Which game are you playing, and what's your population?
Riot took place around 1925 and I had a population around 25000.
This isn't the same City but is very similar:
Have you checked whether the rioting areas had adequately funded police coverage? Also, aura is a separate measure from land value. You can have high land value with low aura. But the source of your troubles is probably a lack of money.
I understand that debt can be scary, but learning to use your money well is an important skill. Because it's just a game, you can afford to make mistakes, and the worst that can happen is you have to restart.
You haven't specified what your goals in the game are, but from your screenshot, it looks like you're trying to build a nice-looking city where your sims have all their needs met. The reason I think so is because you're using water towers, which fit in with the aesthetics of the city at the cost of being an inefficient source of water. Your road layout and city plan are pleasing to the eye, and you've built up a neat lakeside neighbourhood. You have many civic services and what looks to be a robust public transit system that includes expensive subways.
The downsides, as you're probably keenly aware, are money problems and slow growth. You have to fiddle with taxes to make the budget work and to afford to expand your city and its services.
I've attached a screenshot of my current city, which hasn't gone as I'd hoped. I've been using this city to experiment with different layouts, which is why the city is an ugly mess. The roads don't make sense, and the zones are all jumbled. I began with flattened terrain and the hard difficulty level, where you start with a $10,000 loan. I kept taking out more loans to build the city and didn't start making a profit until the second or third year, which also coincided with a tax hike to about 10%. It took another couple of years before I could provide every civic service and I could gradually reduce taxes to their current level of 5% on all zones. The year is now 1921, the city has a population 250,000, collects about $120,000 a year in taxes , and has an annual budget surplus of $60,000. Traffic, believe it or not, is mostly under control, with very few tiles actually being congested. You'll notice that I still have three outstanding loans. Two were to expand the city beyond what the annual surplus could afford, and one was to rebuild sections that had been destroyed when an earthquake snaked its way through the city. (Earthquake resistance and retrofitting doesn't help when an earthquake creates a rift.)
So loans are nothing to fear. The fact that you start with a loan on the hard difficulty level is the developer's way of hinting that you can make money faster than you have to repay the loan.

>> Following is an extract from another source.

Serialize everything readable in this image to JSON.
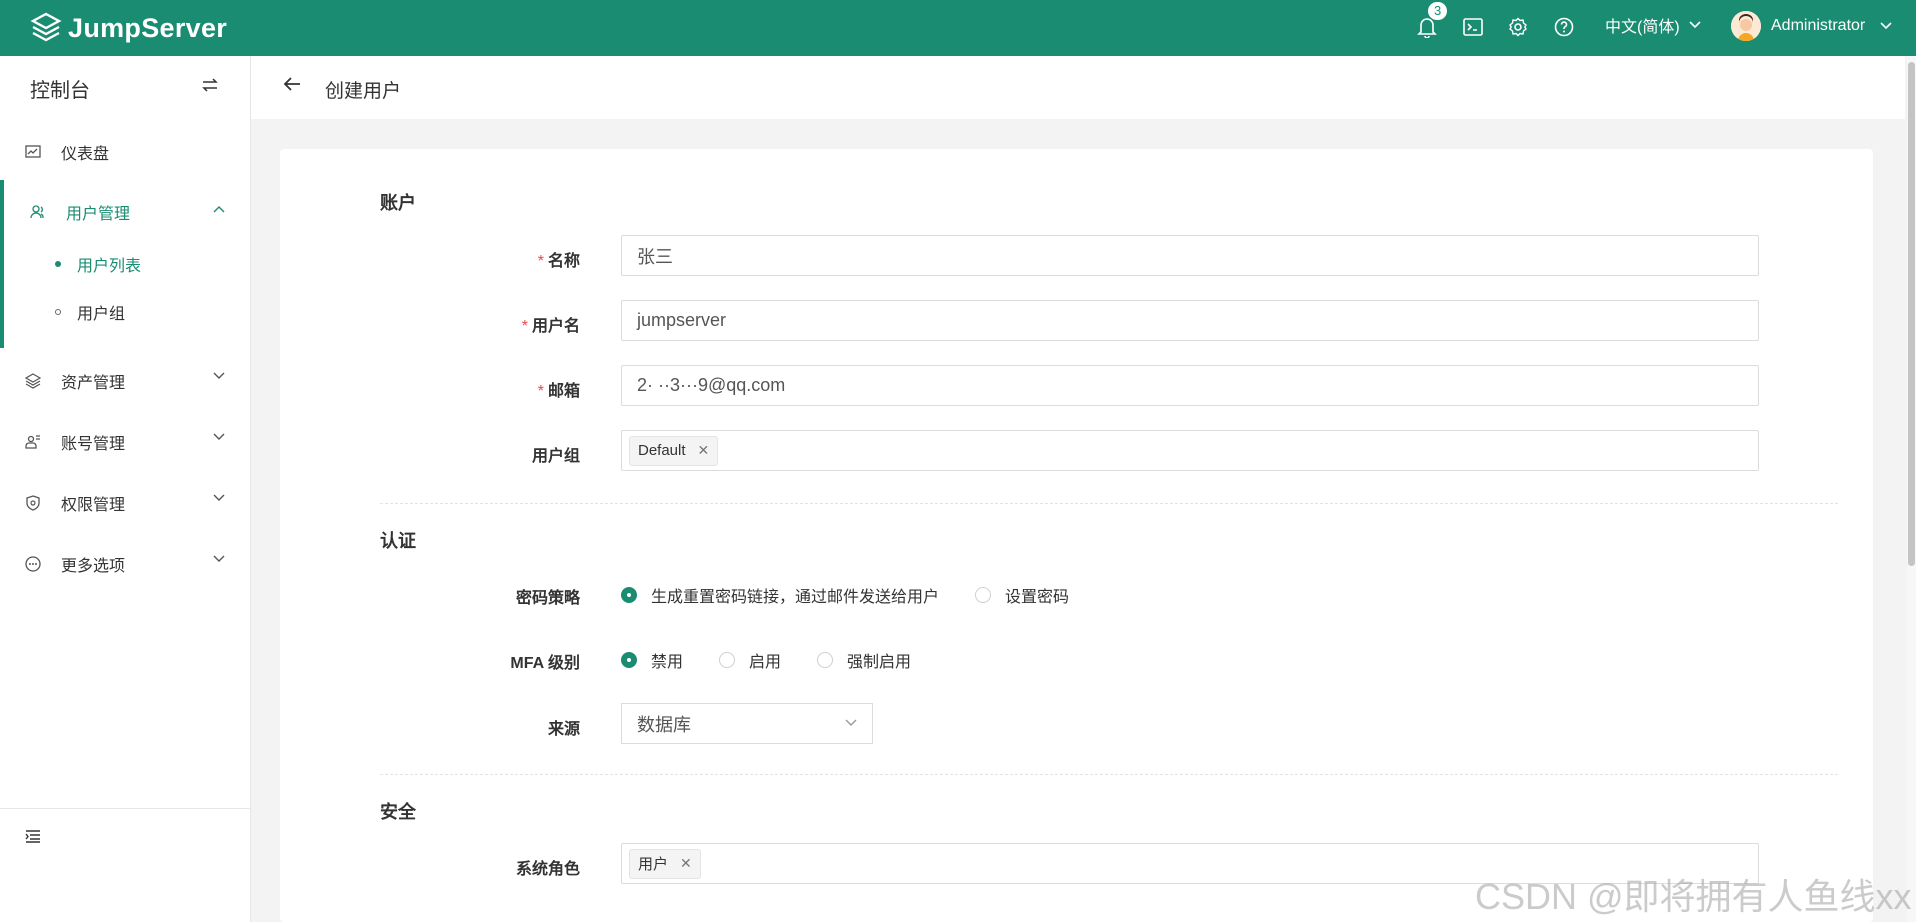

I would suggest starting a couple of cities on hard and seeing if you can make it to a healthy surplus without getting kicked out of office.
Once you lose your fear of loans, hopefully you will no longer need to mess with the tax rates to raise funds.
The key to understanding loans is that you must spend the money on something that makes money. If you borrow $10,000, your annual repayment is $1,200 is for ten years. As long as you can spend that $10,000 in such a way that you generate more than $1,200 in income, you will be able to service the loan, and any additional income you make is gravy.
Looking at your city, I see that you build a lot of parks--which is good. Your tax revenue will be hampered by your lack of growth because your land values won't go above medium until your neighbourhood is using significantly more land. It's a catch-22: to make money, you need to expand; to expand, you need to have money. It's a problem that's solved by loans. Your subway and rail network looks nice, but the cost is probably strangling your budget--not just the stations, but the subway tunnels probably cost you more in maintenance than all your roads and rails put together. It takes a rich city to afford a luxury transit system, and the subway is the king of transit systems. It might be the first mass transit option that becomes available, but because of the cost, it should be the last one you build.